◆ **SOURCE DATA**
○ ○ ○
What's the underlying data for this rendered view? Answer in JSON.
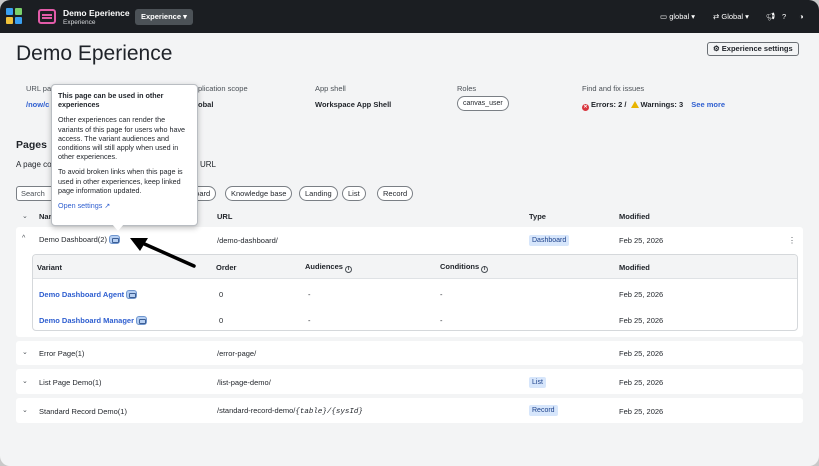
{
  "topbar": {
    "app_title": "Demo Eperience",
    "app_subtitle": "Experience",
    "experience_menu": "Experience ▾",
    "scope_selector": "global",
    "language_selector": "Global",
    "icons": [
      "grid-logo-icon",
      "app-window-icon",
      "monitor-icon",
      "translate-icon",
      "megaphone-icon",
      "help-icon",
      "contrast-icon"
    ]
  },
  "page": {
    "title": "Demo Eperience",
    "settings_button": "⚙ Experience settings"
  },
  "meta": {
    "url_label": "URL pa",
    "url_value": "/now/c",
    "scope_label": "plication scope",
    "scope_value": "obal",
    "shell_label": "App shell",
    "shell_value": "Workspace App Shell",
    "roles_label": "Roles",
    "role_pill": "canvas_user",
    "issues_label": "Find and fix issues",
    "errors_text": "Errors: 2 /",
    "warnings_text": "Warnings: 3",
    "see_more": "See more"
  },
  "pages_section": {
    "heading": "Pages",
    "desc_left": "A page co",
    "desc_right": "URL",
    "search_placeholder": "Search",
    "filters": [
      "board",
      "Knowledge base",
      "Landing",
      "List",
      "Record"
    ],
    "col_name": "Nar",
    "col_url": "URL",
    "col_type": "Type",
    "col_modified": "Modified",
    "rows": [
      {
        "name": "Demo Dashboard(2)",
        "url": "/demo-dashboard/",
        "type": "Dashboard",
        "modified": "Feb 25, 2026"
      },
      {
        "name": "Error Page(1)",
        "url": "/error-page/",
        "type": "",
        "modified": "Feb 25, 2026"
      },
      {
        "name": "List Page Demo(1)",
        "url": "/list-page-demo/",
        "type": "List",
        "modified": "Feb 25, 2026"
      },
      {
        "name": "Standard Record Demo(1)",
        "url_prefix": "/standard-record-demo/",
        "url_params": "{table}/{sysId}",
        "type": "Record",
        "modified": "Feb 25, 2026"
      }
    ]
  },
  "variants": {
    "col_variant": "Variant",
    "col_order": "Order",
    "col_audiences": "Audiences",
    "col_conditions": "Conditions",
    "col_modified": "Modified",
    "rows": [
      {
        "name": "Demo Dashboard Agent",
        "order": "0",
        "audiences": "-",
        "conditions": "-",
        "modified": "Feb 25, 2026"
      },
      {
        "name": "Demo Dashboard Manager",
        "order": "0",
        "audiences": "-",
        "conditions": "-",
        "modified": "Feb 25, 2026"
      }
    ]
  },
  "tooltip": {
    "title": "This page can be used in other experiences",
    "para1": "Other experiences can render the variants of this page for users who have access. The variant audiences and conditions will still apply when used in other experiences.",
    "para2": "To avoid broken links when this page is used in other experiences, keep linked page information updated.",
    "link": "Open settings ↗"
  }
}
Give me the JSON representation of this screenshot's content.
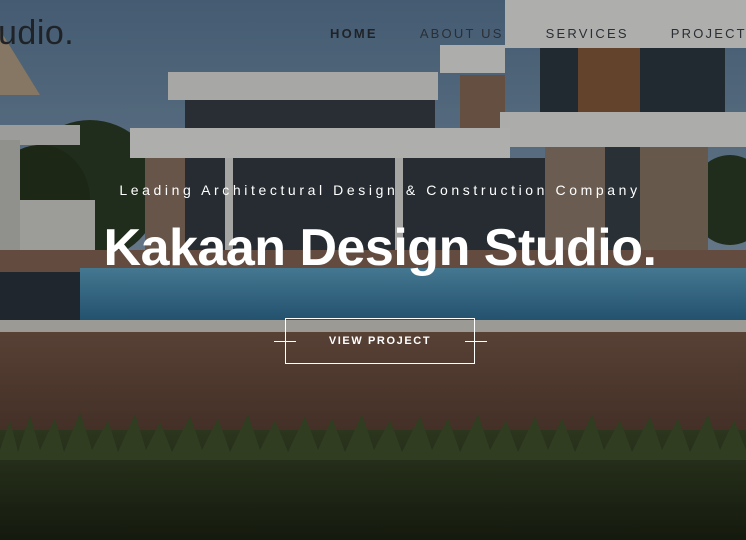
{
  "header": {
    "logo_text": "udio.",
    "nav": [
      {
        "label": "HOME"
      },
      {
        "label": "ABOUT US"
      },
      {
        "label": "SERVICES"
      },
      {
        "label": "PROJECTS"
      }
    ]
  },
  "hero": {
    "tagline": "Leading Architectural Design & Construction Company",
    "headline": "Kakaan Design Studio.",
    "cta_label": "VIEW PROJECT"
  },
  "icons": [
    "dash-left-icon",
    "dash-right-icon"
  ]
}
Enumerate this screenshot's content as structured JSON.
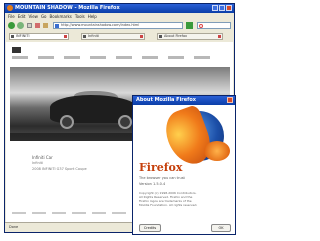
{
  "browser": {
    "title": "MOUNTAIN SHADOW - Mozilla Firefox",
    "menu": [
      "File",
      "Edit",
      "View",
      "Go",
      "Bookmarks",
      "Tools",
      "Help"
    ],
    "url": "http://www.mountainshadow.com/index.html",
    "tabs": [
      "INFINITI",
      "Infiniti",
      "About Firefox"
    ],
    "status": "Done"
  },
  "page": {
    "caption_title": "Infiniti Car",
    "caption_sub": "Infiniti",
    "caption_line": "2008 INFINITI G37 Sport Coupe"
  },
  "about_dialog": {
    "title": "About Mozilla Firefox",
    "product_name": "Firefox",
    "tagline": "The browser you can trust",
    "version": "Version 1.5.0.4",
    "credits": [
      "Copyright (c) 1998-2006 Contributors.",
      "All Rights Reserved. Firefox and the",
      "Firefox logos are trademarks of the",
      "Mozilla Foundation. All rights reserved."
    ],
    "credits_button": "Credits",
    "ok_button": "OK"
  },
  "colors": {
    "titlebar": "#0a3ea8",
    "firefox_orange": "#c6400c"
  },
  "icons": [
    "firefox-icon",
    "back-icon",
    "forward-icon",
    "reload-icon",
    "stop-icon",
    "home-icon",
    "go-icon",
    "search-icon",
    "close-icon"
  ]
}
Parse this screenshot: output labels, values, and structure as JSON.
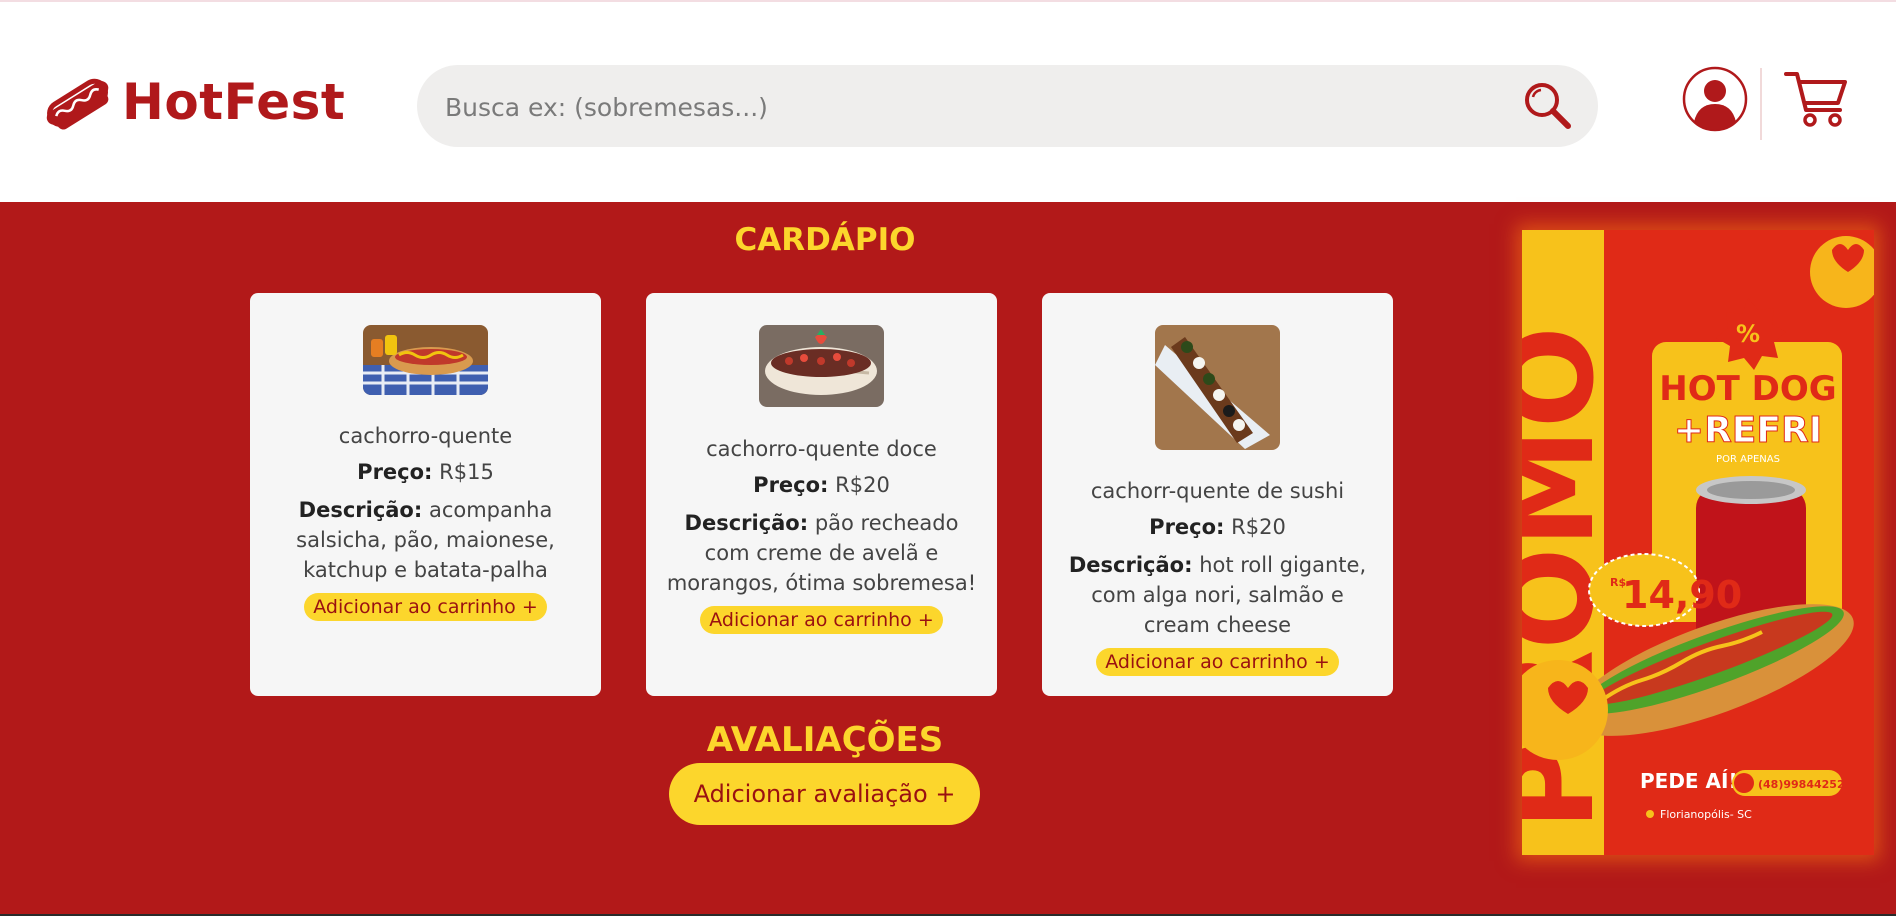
{
  "brand": {
    "name": "HotFest"
  },
  "search": {
    "placeholder": "Busca ex: (sobremesas...)"
  },
  "icons": {
    "logo": "hot-dog-icon",
    "search": "search-icon",
    "user": "user-icon",
    "cart": "cart-icon"
  },
  "menu": {
    "title": "CARDÁPIO",
    "price_label": "Preço:",
    "desc_label": "Descrição:",
    "add_label": "Adicionar ao carrinho +",
    "items": [
      {
        "name": "cachorro-quente",
        "price": "R$15",
        "description": "acompanha salsicha, pão, maionese, katchup e batata-palha"
      },
      {
        "name": "cachorro-quente doce",
        "price": "R$20",
        "description": "pão recheado com creme de avelã e morangos, ótima sobremesa!"
      },
      {
        "name": "cachorr-quente de sushi",
        "price": "R$20",
        "description": "hot roll gigante, com alga nori, salmão e cream cheese"
      }
    ]
  },
  "reviews": {
    "title": "AVALIAÇÕES",
    "add_label": "Adicionar avaliação +"
  },
  "promo": {
    "vertical_text": "PROMO",
    "line1": "HOT DOG",
    "line2": "+REFRI",
    "sub": "POR APENAS",
    "currency": "R$",
    "price": "14,90",
    "cta": "PEDE AÍ!",
    "phone": "(48)99844252",
    "location": "Florianopólis- SC"
  },
  "colors": {
    "brand_red": "#b0191b",
    "main_bg": "#b21919",
    "accent_yellow": "#fcd62c",
    "card_bg": "#f6f6f6",
    "search_bg": "#efeeed"
  }
}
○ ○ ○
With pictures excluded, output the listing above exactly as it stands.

What's the underlying data for this rendered view? Answer in JSON.
{
  "topbar": {
    "app_title": "Demo Eperience",
    "app_subtitle": "Experience",
    "experience_menu": "Experience ▾",
    "scope_selector": "global",
    "language_selector": "Global",
    "icons": [
      "grid-logo-icon",
      "app-window-icon",
      "monitor-icon",
      "translate-icon",
      "megaphone-icon",
      "help-icon",
      "contrast-icon"
    ]
  },
  "page": {
    "title": "Demo Eperience",
    "settings_button": "⚙ Experience settings"
  },
  "meta": {
    "url_label": "URL pa",
    "url_value": "/now/c",
    "scope_label": "plication scope",
    "scope_value": "obal",
    "shell_label": "App shell",
    "shell_value": "Workspace App Shell",
    "roles_label": "Roles",
    "role_pill": "canvas_user",
    "issues_label": "Find and fix issues",
    "errors_text": "Errors: 2 /",
    "warnings_text": "Warnings: 3",
    "see_more": "See more"
  },
  "pages_section": {
    "heading": "Pages",
    "desc_left": "A page co",
    "desc_right": "URL",
    "search_placeholder": "Search",
    "filters": [
      "board",
      "Knowledge base",
      "Landing",
      "List",
      "Record"
    ],
    "col_name": "Nar",
    "col_url": "URL",
    "col_type": "Type",
    "col_modified": "Modified",
    "rows": [
      {
        "name": "Demo Dashboard(2)",
        "url": "/demo-dashboard/",
        "type": "Dashboard",
        "modified": "Feb 25, 2026"
      },
      {
        "name": "Error Page(1)",
        "url": "/error-page/",
        "type": "",
        "modified": "Feb 25, 2026"
      },
      {
        "name": "List Page Demo(1)",
        "url": "/list-page-demo/",
        "type": "List",
        "modified": "Feb 25, 2026"
      },
      {
        "name": "Standard Record Demo(1)",
        "url_prefix": "/standard-record-demo/",
        "url_params": "{table}/{sysId}",
        "type": "Record",
        "modified": "Feb 25, 2026"
      }
    ]
  },
  "variants": {
    "col_variant": "Variant",
    "col_order": "Order",
    "col_audiences": "Audiences",
    "col_conditions": "Conditions",
    "col_modified": "Modified",
    "rows": [
      {
        "name": "Demo Dashboard Agent",
        "order": "0",
        "audiences": "-",
        "conditions": "-",
        "modified": "Feb 25, 2026"
      },
      {
        "name": "Demo Dashboard Manager",
        "order": "0",
        "audiences": "-",
        "conditions": "-",
        "modified": "Feb 25, 2026"
      }
    ]
  },
  "tooltip": {
    "title": "This page can be used in other experiences",
    "para1": "Other experiences can render the variants of this page for users who have access. The variant audiences and conditions will still apply when used in other experiences.",
    "para2": "To avoid broken links when this page is used in other experiences, keep linked page information updated.",
    "link": "Open settings ↗"
  }
}
Give me the JSON representation of this screenshot's content.
{
  "header": {
    "logo_text": "udio.",
    "nav": [
      {
        "label": "HOME"
      },
      {
        "label": "ABOUT US"
      },
      {
        "label": "SERVICES"
      },
      {
        "label": "PROJECTS"
      }
    ]
  },
  "hero": {
    "tagline": "Leading Architectural Design & Construction Company",
    "headline": "Kakaan Design Studio.",
    "cta_label": "VIEW PROJECT"
  },
  "icons": [
    "dash-left-icon",
    "dash-right-icon"
  ]
}
Enumerate this screenshot's content as structured JSON.
{
  "browser": {
    "title": "MOUNTAIN SHADOW - Mozilla Firefox",
    "menu": [
      "File",
      "Edit",
      "View",
      "Go",
      "Bookmarks",
      "Tools",
      "Help"
    ],
    "url": "http://www.mountainshadow.com/index.html",
    "tabs": [
      "INFINITI",
      "Infiniti",
      "About Firefox"
    ],
    "status": "Done"
  },
  "page": {
    "caption_title": "Infiniti Car",
    "caption_sub": "Infiniti",
    "caption_line": "2008 INFINITI G37 Sport Coupe"
  },
  "about_dialog": {
    "title": "About Mozilla Firefox",
    "product_name": "Firefox",
    "tagline": "The browser you can trust",
    "version": "Version 1.5.0.4",
    "credits": [
      "Copyright (c) 1998-2006 Contributors.",
      "All Rights Reserved. Firefox and the",
      "Firefox logos are trademarks of the",
      "Mozilla Foundation. All rights reserved."
    ],
    "credits_button": "Credits",
    "ok_button": "OK"
  },
  "colors": {
    "titlebar": "#0a3ea8",
    "firefox_orange": "#c6400c"
  },
  "icons": [
    "firefox-icon",
    "back-icon",
    "forward-icon",
    "reload-icon",
    "stop-icon",
    "home-icon",
    "go-icon",
    "search-icon",
    "close-icon"
  ]
}
Parse this screenshot: output labels, values, and structure as JSON.
{
  "brand": {
    "name": "HotFest"
  },
  "search": {
    "placeholder": "Busca ex: (sobremesas...)"
  },
  "icons": {
    "logo": "hot-dog-icon",
    "search": "search-icon",
    "user": "user-icon",
    "cart": "cart-icon"
  },
  "menu": {
    "title": "CARDÁPIO",
    "price_label": "Preço:",
    "desc_label": "Descrição:",
    "add_label": "Adicionar ao carrinho +",
    "items": [
      {
        "name": "cachorro-quente",
        "price": "R$15",
        "description": "acompanha salsicha, pão, maionese, katchup e batata-palha"
      },
      {
        "name": "cachorro-quente doce",
        "price": "R$20",
        "description": "pão recheado com creme de avelã e morangos, ótima sobremesa!"
      },
      {
        "name": "cachorr-quente de sushi",
        "price": "R$20",
        "description": "hot roll gigante, com alga nori, salmão e cream cheese"
      }
    ]
  },
  "reviews": {
    "title": "AVALIAÇÕES",
    "add_label": "Adicionar avaliação +"
  },
  "promo": {
    "vertical_text": "PROMO",
    "line1": "HOT DOG",
    "line2": "+REFRI",
    "sub": "POR APENAS",
    "currency": "R$",
    "price": "14,90",
    "cta": "PEDE AÍ!",
    "phone": "(48)99844252",
    "location": "Florianopólis- SC"
  },
  "colors": {
    "brand_red": "#b0191b",
    "main_bg": "#b21919",
    "accent_yellow": "#fcd62c",
    "card_bg": "#f6f6f6",
    "search_bg": "#efeeed"
  }
}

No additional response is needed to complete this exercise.